Quick Facts: Currently positive-testing inmates: 71 (down from 74) Currently positive-testing staff: 135 (up from 131) Recovered inmates: 44,439 (down from 44,528) Recovered staff: 6,874 (up from 6,873) Institutions with the largest number of currently positive-testing inmates:
Bennettsville FCI: 11 (down from 12)
Keeton Corrections Inc (RRC): 9 (unchanged)
Coleman II USP: 6
Institutions with the largest number of currently positive-testing staff: Pekin FCI: 9 (unchanged)
Big Sandy USP: 6 (unchanged) Central Office HQ: 6 (unchanged) System-wide testing results: Presently, BOP has 129,200 federal inmates in BOP-managed institutions and 13,846 in community-based facilities. Today's stats: Completed tests: 115,369 (up from 115,362) Positive tests: 43,895 (down from 43,983)
Case Note: Where defendant's medical condition is extraordinary and compelling it need not also put him at increased risk of COVID to justify compassionate release....

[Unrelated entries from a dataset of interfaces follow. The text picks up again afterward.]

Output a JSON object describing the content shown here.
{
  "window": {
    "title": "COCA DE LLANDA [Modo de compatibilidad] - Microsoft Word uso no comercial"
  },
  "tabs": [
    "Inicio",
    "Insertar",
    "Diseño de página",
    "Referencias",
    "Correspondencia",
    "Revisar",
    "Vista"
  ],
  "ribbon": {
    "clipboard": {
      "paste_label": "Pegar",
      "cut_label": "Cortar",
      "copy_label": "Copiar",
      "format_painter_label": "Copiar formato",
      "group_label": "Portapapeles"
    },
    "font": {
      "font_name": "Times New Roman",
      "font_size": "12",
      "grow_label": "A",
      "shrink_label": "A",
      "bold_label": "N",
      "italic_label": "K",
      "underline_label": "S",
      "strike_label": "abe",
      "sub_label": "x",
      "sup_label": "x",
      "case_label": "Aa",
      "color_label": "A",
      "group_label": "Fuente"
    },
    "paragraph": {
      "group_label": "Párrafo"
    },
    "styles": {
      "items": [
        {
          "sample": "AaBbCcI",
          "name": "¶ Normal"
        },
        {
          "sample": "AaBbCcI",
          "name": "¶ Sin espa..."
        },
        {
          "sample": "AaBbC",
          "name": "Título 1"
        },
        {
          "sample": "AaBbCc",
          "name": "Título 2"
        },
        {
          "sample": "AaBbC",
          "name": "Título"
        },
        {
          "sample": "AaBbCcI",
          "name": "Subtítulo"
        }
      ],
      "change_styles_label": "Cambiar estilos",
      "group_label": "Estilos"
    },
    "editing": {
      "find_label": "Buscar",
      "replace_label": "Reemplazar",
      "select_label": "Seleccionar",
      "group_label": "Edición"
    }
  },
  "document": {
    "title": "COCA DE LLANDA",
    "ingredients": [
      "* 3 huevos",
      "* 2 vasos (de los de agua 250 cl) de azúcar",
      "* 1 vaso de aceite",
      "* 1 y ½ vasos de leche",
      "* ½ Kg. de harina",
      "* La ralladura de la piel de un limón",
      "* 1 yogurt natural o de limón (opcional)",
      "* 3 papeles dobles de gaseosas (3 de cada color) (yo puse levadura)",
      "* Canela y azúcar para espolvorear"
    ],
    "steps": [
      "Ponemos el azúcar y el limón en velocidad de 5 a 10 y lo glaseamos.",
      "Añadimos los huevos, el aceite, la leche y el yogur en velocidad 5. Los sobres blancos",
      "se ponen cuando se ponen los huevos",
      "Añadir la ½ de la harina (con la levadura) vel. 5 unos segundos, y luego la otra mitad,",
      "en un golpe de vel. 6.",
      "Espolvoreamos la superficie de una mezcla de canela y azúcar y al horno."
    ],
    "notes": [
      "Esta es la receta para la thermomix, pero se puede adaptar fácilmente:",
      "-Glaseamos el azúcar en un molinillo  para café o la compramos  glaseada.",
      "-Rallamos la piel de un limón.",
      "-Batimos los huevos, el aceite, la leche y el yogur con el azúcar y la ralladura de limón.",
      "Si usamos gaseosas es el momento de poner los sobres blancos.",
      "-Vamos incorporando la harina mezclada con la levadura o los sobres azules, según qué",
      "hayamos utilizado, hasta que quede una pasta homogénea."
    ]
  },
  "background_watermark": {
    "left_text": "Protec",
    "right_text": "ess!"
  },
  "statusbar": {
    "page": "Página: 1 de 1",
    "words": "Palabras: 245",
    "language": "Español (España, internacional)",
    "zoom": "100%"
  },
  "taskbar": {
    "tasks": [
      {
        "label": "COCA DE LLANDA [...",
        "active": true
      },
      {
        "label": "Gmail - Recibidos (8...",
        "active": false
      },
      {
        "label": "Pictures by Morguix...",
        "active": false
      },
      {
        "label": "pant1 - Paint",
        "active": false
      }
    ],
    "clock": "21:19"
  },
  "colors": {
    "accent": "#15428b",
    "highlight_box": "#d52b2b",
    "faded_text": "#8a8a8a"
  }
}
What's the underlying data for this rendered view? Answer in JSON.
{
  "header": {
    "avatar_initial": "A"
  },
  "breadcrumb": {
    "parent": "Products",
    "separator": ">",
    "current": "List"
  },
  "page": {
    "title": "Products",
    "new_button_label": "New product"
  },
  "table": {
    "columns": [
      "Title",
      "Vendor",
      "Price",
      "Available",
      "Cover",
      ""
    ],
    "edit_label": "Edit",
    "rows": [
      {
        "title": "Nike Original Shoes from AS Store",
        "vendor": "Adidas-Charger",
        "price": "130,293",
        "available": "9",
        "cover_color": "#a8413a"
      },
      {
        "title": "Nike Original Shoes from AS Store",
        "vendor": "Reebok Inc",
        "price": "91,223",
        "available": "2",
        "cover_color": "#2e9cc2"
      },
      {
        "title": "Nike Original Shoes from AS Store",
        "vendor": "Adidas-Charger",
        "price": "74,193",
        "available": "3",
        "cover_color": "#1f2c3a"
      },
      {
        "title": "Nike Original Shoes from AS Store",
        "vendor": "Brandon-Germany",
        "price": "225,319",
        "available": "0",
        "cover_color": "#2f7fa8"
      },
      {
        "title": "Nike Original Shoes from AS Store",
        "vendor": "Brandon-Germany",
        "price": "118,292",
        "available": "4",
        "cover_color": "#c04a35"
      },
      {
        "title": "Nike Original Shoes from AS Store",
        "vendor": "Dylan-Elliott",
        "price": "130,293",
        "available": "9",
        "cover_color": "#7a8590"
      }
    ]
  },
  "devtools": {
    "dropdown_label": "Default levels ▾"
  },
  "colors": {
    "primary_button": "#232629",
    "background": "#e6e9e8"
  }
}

In U.S. v. LAMARR EDGAR MUMFORD, 2021 WL 2548696 (E.D. Va. June 21, 2021) (Smith, J.), the government, conceded defendant’s end stage renal disease was terminal, but argued this did not make him susceptible to COVID-19 and he therefore was not entitled to compassionate release. The court disagreed, explaining: "In the Motion, the Defendant states that he suffers from end-stage renal disease, Type I diabetes, and hypertension. ECF No. 76 at 5. The Defendant requires hemodialysis three times per week, and his renal disease is “a terminal illness with an end-of-life trajectory” of five (5) to ten (10) years.Id. Citing the Defendant's medical records filed under seal, ECF No. 104, the United States concedes that the Defendant's medical conditions constitute an extraordinary and compelling reason for a reduction in sentence under 18U.S.C. §3582(c)(1)(A)(i). The court agrees with this assessment. The Defendant's medical conditions clearly “substantially diminish[ ] [his] ability ... to provide self-care within the environment of a correctional facility.” U.S.S.G. § 1B1.13 Application Note 1(A)(ii)(I). Moreover, the Defendant “is not expected to recover” from his current medical conditions. Id. Accordingly, the court finds that the Defendant has shown extraordinary and compelling reasons under 18U.S.C. §3582(c)(1)(A)(i). … Although the United States concedes that the Defendant's medical conditions are extraordinary and compelling, it opposes any reduction in sentence because, it asserts, the Defendant “has not shown any particularized risk of contracting [COVID-19] at his prison facility.” ECF No. 102 at 10 (quotation marks omitted). This argument misses the mark, however, because the Defendant's medical conditions are extraordinary and compelling in and of themselves, irrespective of the Defendant's susceptibility to COVID-19. That said, the court also concludes that the Defendant is particularly susceptible to severe complications from COVID-19 because of his underlying medical conditions, and this further supports the court's finding that the Defendant has shown extraordinary and compelling reasons under 18U.S.C. §3582(c)(1)(A)(i). … Turning to this case, the Defendant was convicted of violating § 924(c) in Counts Five and Nine of the Indictment, and he received an enhanced twenty (20) year consecutive sentence for the second of those convictions. If the First Step Act's provision against sentence stacking had been in effect at the time of the Defendant's sentencing, however, the Defendant's minimum sentence on Count Nine would have been ten (10) years consecutive, rather than twenty (20). See McCoy, 981 F.3d at 275. As a result, the Defendant's Guideline sentence would have been three hundred forty-eight (348) months, rather than four hundred sixty-eight (468), if the Defendant had not been subject to the sentence stacking provisions of 18 U.S.C. § 924(c). … In light of the Defendant's poor health, the First Step Act's limitation on sentence stacking for § 924(c) convictions, the § 3553(a) factors, and the record of this case, the court concludes that a sentence of time served is sufficient but not greater than necessary to reflect the seriousness of the Defendant's offenses, to promote respect for the law, to provide just punishment, to afford adequate deterrence to criminal conduct, and to protect the public from further crimes of the Defendant. 18 U.S.C. § 3553(a)(2)(A)-(C). The Motion for Compassionate Release, ECF Nos. 76, 82, 89, is GRANTED.”
Death Watch: The government has reported no additional inmate fatalities, leaving the number of inmate fatalities at 240. Five of these inmates died while on home confinement. Staff fatalities remain at 4.